→ **Data about app and page elements**:
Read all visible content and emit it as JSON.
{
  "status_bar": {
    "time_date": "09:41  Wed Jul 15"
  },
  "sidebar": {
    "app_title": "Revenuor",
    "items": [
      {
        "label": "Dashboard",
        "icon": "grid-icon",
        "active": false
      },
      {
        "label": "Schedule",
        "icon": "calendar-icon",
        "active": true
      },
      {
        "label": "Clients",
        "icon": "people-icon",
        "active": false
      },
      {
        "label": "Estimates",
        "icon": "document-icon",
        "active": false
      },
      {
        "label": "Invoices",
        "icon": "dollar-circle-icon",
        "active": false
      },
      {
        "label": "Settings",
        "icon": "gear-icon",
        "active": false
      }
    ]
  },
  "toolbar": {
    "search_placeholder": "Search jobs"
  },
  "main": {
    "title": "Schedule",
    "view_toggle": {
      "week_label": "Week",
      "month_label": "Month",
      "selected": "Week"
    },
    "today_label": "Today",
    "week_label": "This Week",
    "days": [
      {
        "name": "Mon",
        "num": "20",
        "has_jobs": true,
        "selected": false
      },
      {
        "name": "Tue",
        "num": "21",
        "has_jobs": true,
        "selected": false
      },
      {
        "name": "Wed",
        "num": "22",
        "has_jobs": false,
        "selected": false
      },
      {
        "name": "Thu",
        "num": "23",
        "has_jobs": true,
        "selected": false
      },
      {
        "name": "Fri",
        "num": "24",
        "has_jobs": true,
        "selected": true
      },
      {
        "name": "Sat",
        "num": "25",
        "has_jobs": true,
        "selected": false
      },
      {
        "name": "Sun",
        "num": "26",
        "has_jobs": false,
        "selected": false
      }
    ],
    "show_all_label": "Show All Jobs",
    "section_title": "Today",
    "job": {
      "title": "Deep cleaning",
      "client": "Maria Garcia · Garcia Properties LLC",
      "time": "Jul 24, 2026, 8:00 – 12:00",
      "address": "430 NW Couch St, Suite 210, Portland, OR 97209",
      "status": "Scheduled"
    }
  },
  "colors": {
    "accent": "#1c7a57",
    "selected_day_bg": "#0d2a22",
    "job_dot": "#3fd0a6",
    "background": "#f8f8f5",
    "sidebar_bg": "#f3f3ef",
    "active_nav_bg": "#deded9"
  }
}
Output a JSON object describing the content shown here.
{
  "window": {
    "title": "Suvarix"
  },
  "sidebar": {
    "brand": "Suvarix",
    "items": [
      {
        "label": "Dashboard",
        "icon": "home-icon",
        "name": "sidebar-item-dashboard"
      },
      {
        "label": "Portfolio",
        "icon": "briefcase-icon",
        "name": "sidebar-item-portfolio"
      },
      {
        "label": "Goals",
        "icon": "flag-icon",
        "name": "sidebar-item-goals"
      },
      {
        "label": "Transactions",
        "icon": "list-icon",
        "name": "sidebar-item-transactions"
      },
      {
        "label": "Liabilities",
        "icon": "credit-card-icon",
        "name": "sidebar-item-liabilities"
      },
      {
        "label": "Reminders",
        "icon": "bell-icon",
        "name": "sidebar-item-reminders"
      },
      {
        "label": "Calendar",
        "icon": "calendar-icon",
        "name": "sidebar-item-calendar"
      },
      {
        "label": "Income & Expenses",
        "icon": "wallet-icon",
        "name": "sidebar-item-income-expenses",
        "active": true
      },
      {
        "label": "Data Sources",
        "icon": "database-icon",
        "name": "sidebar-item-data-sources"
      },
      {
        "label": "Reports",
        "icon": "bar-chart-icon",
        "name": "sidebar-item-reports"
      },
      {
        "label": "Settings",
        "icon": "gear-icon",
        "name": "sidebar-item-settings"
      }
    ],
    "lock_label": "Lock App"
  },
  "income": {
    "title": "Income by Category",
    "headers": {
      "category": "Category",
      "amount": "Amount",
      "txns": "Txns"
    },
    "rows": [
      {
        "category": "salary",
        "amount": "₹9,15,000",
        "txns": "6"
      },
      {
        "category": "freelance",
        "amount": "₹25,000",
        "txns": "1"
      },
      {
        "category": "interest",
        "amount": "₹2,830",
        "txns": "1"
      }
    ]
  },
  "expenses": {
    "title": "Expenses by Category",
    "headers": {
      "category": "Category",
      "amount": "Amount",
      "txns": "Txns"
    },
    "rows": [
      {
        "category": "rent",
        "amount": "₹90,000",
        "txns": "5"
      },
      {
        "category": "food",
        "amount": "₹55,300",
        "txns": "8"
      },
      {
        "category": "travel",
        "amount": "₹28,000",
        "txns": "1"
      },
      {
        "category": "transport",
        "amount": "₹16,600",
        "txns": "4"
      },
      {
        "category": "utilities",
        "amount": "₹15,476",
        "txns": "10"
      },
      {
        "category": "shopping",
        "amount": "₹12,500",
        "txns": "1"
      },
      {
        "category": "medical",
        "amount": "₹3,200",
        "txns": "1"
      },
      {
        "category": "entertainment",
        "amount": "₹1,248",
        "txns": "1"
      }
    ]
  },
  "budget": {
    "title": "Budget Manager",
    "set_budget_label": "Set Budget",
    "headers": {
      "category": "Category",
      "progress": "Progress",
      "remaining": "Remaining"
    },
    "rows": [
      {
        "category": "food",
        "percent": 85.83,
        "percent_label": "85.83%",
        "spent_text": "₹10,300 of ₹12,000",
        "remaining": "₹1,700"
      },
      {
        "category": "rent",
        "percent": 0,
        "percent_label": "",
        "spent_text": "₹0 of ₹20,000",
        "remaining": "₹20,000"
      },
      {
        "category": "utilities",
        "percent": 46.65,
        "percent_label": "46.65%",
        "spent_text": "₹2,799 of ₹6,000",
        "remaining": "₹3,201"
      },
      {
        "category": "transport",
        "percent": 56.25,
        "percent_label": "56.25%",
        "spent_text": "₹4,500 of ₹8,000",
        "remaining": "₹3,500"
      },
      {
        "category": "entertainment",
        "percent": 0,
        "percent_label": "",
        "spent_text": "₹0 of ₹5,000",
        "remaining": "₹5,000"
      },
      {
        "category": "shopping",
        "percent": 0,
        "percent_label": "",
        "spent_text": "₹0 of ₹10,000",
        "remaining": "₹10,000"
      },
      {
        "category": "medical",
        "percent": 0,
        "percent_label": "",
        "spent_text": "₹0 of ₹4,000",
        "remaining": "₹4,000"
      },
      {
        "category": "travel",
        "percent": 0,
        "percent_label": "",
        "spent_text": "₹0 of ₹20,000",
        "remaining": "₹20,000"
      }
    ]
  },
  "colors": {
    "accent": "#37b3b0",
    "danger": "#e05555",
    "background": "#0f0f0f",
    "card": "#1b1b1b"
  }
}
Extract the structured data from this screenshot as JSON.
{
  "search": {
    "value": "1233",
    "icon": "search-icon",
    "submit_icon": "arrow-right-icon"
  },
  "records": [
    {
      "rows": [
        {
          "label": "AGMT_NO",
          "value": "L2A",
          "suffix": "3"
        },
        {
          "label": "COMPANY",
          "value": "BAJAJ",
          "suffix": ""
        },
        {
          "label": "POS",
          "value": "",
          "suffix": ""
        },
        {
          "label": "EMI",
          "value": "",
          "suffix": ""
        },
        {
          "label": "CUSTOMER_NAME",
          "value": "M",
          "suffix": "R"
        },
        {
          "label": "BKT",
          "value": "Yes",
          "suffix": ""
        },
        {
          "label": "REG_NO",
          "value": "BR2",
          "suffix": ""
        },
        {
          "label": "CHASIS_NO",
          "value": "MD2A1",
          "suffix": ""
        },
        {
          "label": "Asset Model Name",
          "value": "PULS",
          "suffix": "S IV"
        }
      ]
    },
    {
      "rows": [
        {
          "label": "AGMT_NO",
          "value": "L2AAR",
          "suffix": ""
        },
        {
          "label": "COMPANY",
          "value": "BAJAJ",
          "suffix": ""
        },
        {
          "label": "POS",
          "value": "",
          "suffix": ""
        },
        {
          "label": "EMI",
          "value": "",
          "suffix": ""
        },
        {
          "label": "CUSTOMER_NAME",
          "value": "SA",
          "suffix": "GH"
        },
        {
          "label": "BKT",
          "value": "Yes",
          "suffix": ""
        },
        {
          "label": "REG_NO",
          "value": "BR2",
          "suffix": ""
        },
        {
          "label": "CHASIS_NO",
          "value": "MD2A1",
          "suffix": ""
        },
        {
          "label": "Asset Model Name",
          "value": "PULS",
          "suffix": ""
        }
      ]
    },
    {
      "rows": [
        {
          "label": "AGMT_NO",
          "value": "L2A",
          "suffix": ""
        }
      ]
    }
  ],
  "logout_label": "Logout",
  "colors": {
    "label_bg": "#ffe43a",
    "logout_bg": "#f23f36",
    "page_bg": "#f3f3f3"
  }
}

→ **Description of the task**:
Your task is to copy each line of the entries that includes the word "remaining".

→ **Response area**:
      "remaining": "Remaining"
        "remaining": "₹1,700"
        "remaining": "₹20,000"
        "remaining": "₹3,201"
        "remaining": "₹3,500"
        "remaining": "₹5,000"
        "remaining": "₹10,000"
        "remaining": "₹4,000"
        "remaining": "₹20,000"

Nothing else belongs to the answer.